*WORK TASK*
The number of lines below holding the string "stradejova" is the only answer wanted.

=== RECORD EXTRACTS ===

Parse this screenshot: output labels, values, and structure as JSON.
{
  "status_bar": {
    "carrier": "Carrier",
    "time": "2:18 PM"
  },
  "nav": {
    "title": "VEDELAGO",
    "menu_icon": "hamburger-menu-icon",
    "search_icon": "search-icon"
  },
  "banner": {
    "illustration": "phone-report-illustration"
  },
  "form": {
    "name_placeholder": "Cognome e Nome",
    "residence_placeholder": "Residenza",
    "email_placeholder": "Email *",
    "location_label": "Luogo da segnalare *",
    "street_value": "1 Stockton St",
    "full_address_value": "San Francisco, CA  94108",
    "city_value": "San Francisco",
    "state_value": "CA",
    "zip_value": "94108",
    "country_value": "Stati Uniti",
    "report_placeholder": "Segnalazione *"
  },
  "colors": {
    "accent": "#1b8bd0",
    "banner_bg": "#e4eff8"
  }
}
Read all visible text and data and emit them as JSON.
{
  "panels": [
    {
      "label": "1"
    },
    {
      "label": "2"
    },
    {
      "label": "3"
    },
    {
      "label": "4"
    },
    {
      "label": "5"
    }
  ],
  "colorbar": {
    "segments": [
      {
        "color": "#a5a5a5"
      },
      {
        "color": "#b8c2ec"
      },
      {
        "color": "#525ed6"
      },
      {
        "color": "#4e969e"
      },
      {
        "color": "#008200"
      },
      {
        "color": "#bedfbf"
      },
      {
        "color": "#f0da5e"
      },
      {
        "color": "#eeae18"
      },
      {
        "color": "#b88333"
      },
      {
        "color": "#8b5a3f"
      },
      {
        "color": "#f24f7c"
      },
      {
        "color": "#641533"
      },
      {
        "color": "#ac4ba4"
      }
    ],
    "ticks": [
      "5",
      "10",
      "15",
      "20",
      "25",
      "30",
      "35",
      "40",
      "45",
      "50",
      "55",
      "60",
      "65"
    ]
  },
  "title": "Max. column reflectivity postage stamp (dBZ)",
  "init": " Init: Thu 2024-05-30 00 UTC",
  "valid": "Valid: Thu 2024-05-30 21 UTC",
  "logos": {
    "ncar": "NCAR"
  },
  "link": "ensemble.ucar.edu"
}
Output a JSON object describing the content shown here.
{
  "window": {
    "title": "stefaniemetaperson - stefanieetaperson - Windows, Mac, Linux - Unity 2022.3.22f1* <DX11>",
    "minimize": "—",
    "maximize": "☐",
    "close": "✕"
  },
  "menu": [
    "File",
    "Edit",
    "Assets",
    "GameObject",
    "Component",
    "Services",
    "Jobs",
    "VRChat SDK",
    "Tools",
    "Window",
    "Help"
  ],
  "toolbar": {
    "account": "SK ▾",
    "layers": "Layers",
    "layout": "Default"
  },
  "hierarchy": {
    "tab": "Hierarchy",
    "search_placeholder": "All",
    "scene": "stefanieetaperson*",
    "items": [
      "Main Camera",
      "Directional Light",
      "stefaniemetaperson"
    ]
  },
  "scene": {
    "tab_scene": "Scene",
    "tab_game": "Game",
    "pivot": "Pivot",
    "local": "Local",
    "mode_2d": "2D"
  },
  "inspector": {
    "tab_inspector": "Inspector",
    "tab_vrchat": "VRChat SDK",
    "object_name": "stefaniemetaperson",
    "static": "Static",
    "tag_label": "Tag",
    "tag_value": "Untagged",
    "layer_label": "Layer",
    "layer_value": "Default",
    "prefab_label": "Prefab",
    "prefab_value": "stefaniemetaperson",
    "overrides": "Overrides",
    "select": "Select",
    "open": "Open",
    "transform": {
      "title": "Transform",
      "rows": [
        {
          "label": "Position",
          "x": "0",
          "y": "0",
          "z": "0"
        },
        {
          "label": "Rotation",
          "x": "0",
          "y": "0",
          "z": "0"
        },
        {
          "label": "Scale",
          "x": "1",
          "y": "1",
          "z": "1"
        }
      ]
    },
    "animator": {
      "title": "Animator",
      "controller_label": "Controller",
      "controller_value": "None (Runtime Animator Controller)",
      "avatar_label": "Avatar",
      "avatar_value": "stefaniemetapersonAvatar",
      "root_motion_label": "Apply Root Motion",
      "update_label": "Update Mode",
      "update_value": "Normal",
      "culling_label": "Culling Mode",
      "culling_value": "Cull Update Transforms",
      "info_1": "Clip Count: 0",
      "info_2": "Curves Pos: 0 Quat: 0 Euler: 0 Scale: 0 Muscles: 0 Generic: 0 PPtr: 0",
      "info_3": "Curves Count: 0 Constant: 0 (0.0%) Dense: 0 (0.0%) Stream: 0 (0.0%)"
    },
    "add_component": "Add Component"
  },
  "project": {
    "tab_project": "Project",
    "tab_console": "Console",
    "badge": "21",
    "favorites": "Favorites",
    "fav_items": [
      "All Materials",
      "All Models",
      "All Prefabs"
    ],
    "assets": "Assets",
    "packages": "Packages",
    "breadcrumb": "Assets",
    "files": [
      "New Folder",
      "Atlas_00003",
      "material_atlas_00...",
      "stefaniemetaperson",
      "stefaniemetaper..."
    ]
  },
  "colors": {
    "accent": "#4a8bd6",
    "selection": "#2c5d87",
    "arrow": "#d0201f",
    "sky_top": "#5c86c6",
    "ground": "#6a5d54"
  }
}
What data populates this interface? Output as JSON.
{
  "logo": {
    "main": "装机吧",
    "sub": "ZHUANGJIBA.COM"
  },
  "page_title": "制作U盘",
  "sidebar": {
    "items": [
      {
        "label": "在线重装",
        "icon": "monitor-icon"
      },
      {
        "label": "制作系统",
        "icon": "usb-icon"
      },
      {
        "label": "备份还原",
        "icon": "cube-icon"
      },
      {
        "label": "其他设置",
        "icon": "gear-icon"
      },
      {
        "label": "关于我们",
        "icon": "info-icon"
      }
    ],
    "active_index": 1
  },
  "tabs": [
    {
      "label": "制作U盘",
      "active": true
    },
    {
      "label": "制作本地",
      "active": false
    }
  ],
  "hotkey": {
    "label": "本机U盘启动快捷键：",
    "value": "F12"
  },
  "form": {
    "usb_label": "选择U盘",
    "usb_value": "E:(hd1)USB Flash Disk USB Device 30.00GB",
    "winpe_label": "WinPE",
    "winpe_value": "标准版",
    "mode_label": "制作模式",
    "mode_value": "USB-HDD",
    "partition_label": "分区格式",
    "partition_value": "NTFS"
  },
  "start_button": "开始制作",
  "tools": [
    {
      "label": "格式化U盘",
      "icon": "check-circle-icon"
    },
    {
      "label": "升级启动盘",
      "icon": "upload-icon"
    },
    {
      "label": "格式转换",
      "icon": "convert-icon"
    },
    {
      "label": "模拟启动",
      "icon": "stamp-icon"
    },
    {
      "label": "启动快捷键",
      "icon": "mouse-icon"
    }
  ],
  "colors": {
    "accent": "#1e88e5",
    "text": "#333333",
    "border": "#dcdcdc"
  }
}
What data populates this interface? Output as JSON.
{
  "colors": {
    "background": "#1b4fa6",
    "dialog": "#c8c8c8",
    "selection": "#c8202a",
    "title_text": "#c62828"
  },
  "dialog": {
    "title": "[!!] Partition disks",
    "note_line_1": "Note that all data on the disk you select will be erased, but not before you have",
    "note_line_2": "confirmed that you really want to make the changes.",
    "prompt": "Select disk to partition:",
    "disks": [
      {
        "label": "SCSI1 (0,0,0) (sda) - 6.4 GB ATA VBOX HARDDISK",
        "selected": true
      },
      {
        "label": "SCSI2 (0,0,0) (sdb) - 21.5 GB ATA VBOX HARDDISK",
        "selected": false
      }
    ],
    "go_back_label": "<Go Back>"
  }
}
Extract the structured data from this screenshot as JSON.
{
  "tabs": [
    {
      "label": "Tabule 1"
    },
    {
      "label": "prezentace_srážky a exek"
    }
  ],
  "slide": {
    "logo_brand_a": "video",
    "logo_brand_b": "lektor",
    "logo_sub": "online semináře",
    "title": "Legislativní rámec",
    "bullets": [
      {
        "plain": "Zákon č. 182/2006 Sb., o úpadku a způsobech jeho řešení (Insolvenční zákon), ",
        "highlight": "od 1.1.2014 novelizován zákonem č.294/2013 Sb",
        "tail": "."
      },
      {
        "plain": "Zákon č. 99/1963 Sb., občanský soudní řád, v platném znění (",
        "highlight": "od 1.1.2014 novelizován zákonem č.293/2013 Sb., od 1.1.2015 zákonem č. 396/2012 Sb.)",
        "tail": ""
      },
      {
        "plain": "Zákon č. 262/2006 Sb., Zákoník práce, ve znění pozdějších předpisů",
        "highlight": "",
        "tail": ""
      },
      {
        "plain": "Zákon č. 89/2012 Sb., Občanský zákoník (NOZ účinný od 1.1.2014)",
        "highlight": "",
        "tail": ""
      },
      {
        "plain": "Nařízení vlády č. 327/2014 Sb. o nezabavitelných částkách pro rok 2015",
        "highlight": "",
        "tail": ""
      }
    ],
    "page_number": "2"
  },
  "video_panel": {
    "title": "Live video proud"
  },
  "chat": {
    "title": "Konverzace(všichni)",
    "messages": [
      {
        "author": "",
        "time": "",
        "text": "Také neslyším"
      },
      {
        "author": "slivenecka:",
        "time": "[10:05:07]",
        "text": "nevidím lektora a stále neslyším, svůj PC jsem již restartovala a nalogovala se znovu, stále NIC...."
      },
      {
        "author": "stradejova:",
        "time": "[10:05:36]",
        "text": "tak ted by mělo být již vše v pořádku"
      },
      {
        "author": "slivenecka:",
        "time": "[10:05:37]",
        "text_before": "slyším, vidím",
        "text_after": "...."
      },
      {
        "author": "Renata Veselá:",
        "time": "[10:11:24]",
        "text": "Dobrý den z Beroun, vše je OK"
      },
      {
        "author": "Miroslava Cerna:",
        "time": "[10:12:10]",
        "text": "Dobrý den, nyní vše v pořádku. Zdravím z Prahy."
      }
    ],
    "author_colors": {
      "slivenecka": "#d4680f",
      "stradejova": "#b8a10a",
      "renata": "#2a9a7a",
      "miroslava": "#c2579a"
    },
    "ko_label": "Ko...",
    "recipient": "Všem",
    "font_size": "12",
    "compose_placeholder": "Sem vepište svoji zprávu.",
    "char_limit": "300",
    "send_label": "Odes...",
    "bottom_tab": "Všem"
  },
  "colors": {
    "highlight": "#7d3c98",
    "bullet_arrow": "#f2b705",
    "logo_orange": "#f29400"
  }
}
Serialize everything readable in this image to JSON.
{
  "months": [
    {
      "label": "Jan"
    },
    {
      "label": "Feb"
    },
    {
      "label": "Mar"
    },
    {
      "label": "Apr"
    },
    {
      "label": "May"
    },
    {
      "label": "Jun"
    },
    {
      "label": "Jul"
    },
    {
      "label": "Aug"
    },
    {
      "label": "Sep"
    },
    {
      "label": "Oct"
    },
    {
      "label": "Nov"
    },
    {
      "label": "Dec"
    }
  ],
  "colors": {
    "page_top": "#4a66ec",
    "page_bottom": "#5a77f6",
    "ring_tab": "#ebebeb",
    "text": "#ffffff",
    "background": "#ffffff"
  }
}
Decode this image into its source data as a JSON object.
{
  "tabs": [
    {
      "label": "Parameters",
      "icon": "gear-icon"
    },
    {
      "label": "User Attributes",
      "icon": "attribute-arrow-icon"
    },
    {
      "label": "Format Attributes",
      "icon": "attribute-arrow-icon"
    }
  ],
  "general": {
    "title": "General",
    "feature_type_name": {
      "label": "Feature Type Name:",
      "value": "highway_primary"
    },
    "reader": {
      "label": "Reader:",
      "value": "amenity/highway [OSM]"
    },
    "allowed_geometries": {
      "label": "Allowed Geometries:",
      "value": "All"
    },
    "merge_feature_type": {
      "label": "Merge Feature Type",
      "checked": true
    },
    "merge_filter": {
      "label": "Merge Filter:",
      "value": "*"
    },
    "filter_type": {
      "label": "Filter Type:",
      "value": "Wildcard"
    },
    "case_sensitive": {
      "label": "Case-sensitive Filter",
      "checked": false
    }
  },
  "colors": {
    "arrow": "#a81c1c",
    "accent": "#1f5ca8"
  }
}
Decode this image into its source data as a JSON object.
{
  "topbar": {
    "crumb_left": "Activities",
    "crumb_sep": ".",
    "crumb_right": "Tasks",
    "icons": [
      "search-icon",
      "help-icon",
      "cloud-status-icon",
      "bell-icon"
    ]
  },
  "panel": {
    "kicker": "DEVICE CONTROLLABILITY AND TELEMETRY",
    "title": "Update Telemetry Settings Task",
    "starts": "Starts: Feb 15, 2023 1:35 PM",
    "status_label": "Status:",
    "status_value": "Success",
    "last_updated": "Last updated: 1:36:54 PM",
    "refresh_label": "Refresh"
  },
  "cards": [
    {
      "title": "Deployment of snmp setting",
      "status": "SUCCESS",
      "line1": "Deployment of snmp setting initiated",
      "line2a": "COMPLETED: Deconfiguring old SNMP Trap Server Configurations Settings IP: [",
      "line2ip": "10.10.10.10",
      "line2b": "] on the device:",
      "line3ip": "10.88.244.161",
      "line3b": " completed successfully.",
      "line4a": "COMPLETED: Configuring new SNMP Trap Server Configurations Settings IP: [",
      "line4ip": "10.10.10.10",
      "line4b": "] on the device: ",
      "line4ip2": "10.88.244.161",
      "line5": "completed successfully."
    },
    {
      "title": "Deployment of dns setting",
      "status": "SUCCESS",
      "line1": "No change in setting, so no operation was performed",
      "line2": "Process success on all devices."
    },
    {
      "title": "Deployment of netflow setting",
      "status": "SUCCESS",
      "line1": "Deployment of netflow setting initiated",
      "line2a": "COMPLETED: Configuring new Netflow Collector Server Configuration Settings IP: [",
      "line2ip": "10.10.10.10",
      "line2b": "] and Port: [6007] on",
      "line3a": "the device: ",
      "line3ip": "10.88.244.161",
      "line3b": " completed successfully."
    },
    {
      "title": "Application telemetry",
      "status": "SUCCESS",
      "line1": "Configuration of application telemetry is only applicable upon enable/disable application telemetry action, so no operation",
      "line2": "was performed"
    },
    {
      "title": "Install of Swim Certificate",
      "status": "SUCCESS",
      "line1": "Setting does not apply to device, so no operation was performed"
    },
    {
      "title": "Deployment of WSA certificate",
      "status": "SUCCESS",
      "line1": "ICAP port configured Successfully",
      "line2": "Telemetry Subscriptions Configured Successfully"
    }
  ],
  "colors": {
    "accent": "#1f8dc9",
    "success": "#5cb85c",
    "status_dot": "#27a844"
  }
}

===

*FINISHED TASK*
2